Beyond SIDS: Shifting to injury prevention models to address sleep-related infant death

Wednesday, November 6, 2013

Heidi Hilliard, MPH, CDR/FIMR/SUID-CR, Michigan Public Health Institute, Okemos, MI
During the past several decades, the diagnosis of Sudden Infant Death Syndrome (SIDS) was often made when an infant died suddenly and unexpectedly in his or her sleep, and no medical cause for the death could be identified. In the past 10 years, there have been efforts to improve the quality of death scene investigations in these types of cases. As a result, better information is now available on the circumstances surrounding these deaths.

The use of the term “SIDS” has decreased in recent years in Michigan and elsewhere. Due to improved investigations, more sleep-related infant deaths are being attributed to positional asphyxia (suffocation). The historical prominence of the term “SIDS,” led many to believe it was a mysterious and unpreventable type of infant death. Therefore, the public may be confused about what really causes these deaths and the importance of following infant safe sleep guidelines in order to prevent them.

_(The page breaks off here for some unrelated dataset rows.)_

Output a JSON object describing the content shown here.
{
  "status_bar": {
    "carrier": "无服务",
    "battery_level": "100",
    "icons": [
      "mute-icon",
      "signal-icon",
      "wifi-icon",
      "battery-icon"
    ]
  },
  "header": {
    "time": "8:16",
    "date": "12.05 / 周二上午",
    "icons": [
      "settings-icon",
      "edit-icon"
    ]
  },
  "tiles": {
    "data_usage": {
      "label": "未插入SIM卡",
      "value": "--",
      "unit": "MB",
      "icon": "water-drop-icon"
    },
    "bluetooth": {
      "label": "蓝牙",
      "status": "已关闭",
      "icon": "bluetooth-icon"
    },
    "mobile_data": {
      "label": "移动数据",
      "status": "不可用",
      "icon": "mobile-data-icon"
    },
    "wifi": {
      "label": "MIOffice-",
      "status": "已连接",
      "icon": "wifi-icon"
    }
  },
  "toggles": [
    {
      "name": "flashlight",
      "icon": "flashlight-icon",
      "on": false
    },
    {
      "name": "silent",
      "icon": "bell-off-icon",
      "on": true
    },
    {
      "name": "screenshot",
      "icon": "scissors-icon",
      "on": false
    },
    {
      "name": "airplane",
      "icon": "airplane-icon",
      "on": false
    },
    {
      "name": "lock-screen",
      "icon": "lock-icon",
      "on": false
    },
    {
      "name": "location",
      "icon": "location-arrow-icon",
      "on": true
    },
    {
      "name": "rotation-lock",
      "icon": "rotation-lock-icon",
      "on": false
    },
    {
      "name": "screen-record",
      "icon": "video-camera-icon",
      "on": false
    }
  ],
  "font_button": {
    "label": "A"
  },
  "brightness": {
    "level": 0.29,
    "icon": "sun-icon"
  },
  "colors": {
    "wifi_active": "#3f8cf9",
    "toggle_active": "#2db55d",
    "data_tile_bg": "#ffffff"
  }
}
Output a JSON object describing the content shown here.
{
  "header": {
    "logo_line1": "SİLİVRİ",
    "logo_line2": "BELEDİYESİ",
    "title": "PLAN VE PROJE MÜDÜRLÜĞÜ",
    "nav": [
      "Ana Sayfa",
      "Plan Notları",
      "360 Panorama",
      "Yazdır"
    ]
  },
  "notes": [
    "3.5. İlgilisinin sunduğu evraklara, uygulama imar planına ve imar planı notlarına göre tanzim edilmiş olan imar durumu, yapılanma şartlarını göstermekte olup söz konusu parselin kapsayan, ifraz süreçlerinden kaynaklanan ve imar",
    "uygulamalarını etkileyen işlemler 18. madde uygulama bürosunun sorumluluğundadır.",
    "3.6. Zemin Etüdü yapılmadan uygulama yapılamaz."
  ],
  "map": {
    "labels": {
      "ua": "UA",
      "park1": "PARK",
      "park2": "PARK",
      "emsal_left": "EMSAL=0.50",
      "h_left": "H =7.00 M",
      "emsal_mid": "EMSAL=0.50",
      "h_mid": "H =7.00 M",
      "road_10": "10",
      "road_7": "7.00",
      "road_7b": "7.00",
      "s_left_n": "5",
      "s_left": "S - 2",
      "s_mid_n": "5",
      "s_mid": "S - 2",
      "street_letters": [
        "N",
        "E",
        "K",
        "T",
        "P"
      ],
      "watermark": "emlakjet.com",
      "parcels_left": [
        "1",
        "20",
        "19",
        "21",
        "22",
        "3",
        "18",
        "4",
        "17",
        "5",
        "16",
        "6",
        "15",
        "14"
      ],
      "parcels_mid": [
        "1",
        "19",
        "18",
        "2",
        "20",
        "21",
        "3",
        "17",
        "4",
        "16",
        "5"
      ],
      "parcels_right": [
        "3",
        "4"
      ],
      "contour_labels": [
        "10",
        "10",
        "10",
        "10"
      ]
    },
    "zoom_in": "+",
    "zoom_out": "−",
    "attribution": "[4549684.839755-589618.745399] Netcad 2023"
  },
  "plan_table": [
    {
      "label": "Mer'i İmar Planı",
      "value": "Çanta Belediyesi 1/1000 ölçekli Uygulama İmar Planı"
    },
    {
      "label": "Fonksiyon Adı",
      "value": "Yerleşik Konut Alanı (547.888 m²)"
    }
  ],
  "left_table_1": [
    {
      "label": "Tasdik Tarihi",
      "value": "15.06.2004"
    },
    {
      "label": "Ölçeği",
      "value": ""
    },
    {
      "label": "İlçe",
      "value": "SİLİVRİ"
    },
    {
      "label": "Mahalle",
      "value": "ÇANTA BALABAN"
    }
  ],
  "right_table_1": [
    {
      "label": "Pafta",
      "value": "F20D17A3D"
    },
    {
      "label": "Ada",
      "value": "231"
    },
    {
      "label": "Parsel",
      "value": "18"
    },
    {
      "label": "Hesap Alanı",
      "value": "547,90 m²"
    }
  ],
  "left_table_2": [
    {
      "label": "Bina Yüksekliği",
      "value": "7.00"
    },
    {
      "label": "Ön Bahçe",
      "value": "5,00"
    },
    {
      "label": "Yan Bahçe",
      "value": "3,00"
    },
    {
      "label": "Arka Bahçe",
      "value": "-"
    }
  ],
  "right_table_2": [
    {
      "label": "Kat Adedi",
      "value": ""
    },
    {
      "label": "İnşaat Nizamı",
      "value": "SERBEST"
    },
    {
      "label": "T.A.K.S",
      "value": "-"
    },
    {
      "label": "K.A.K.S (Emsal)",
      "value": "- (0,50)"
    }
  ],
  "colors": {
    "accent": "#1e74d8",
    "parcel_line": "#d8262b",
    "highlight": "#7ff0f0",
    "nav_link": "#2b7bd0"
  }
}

In locations where the most thorough and vigorous scene investigations and caregiver interviews are conducted, they discover that there are many ways that babies' airways can become blocked during sleep. Linking the safe sleep guidelines as delineated by the American Academy of Pediatrics to the specific tragic situations they were developed to prevent may give the public a better understanding of why safe infant sleep is so important. Author will present emerging examples of local, state, national and international examples of infant safe sleep initiatives that seek to prevent sleep-related infant death using injury prevention models.

Learning Areas:

Administer health education strategies, interventions and programs
Implementation of health education strategies, interventions and programs
Other professions or practice related to public health
Planning of health education strategies, interventions, and programs
Systems thinking models (conceptual and theoretical models), applications related to public health

Learning Objectives:
Describe the evolving diagnostic shift regarding sleep-related infant deaths. Discuss the advantages of using injury prevention models to reduce the incidence of this type of death. Identify specific injury prevention programming designed to reduce sleep-related infant deaths.

Keyword(s): Infant Mortality, Injury Prevention

Presenting author's disclosure statement:

Qualified on the content I am responsible for because: I have worked on the Michigan Child Death Review project for the past 16 years. I now coordinate that state program, as well as our Fetal and Infant Mortality Review and the CDC's Sudden Unexpected Infant Death Case Registry grant. I have a great amount of experience and first-hand knowledge regarding the subject matter and have spoken on it widely. Michigan's fatality review processes are viewed as national models.
Any relevant financial relationships? No

I agree to comply with the American Public Health Association Conflict of Interest and Commercial Support Guidelines, and to disclose to the participants any off-label or experimental uses of a commercial product or service discussed in my presentation.